Attention: Do we really need it or simply want it?
Have you ever…
- Wanted to be in the limelight?
- Wished that people noticed what you do?
- Wanted to win that personality pageant in college?
- Craved the friendship of the new person who joined class?
- Longed for responsiveness from your parents over your sibling?
It is ingrained in human nature to desire validation from those around us. It adds to the sense of self-worth and helps build a concept of ourselves; a framework in which we slot in our qualities and look back to when we feel unsure of our potential. Attention has become more of a need than a want, although it also remains true that seeking external endorsement takes away independence in thinking and makes you vulnerable to self-doubt. Why then do we crave attention so much? Is it such a good thing? And why do we feel a sense of accomplishment when we are singled out even when we have been in the wrong?
The attention cycle
We use trial and error to figure out what makes others continue to give us attention and what drives them away. Think about your friends and what you do to get them to focus on you: sometimes you use humour, at others you discuss fashion, many a time you are intellectual, sometimes sporty or musical, whereas at times you’ve even mocked them with sarcasm that has been received well based on the given situation. There may also have been situations where you’ve been insolent, inconsiderate or pompous. And that may have propelled your friends far away from you.
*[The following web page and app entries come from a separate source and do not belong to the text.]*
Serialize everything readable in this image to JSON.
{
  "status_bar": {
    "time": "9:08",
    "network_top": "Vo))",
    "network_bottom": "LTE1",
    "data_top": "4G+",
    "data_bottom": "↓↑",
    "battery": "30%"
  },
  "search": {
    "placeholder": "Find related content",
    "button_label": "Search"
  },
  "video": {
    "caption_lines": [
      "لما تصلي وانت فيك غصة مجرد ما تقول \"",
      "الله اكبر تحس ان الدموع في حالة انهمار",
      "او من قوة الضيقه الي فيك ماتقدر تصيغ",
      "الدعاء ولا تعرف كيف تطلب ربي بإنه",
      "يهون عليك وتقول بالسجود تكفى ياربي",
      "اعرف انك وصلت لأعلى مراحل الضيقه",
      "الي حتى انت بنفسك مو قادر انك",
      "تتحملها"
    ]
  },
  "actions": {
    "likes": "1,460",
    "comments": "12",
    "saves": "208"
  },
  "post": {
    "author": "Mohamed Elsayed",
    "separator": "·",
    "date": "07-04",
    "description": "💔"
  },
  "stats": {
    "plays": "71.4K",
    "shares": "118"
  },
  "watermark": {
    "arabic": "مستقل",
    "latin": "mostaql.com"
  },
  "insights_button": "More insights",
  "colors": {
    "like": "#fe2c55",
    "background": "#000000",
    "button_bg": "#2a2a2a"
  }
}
With initial experiences, you tend to learn that when you are courteous, considerate, tactful, and most importantly when you are happy, you pull others closer to you. And when others around you react with interest, affection and approval, you further grow in these practical skills, and find a positive place in your family, friend circle and the society at large. You get yourself into a cycle of garnering the right kind of attention for the right kind of behaviours.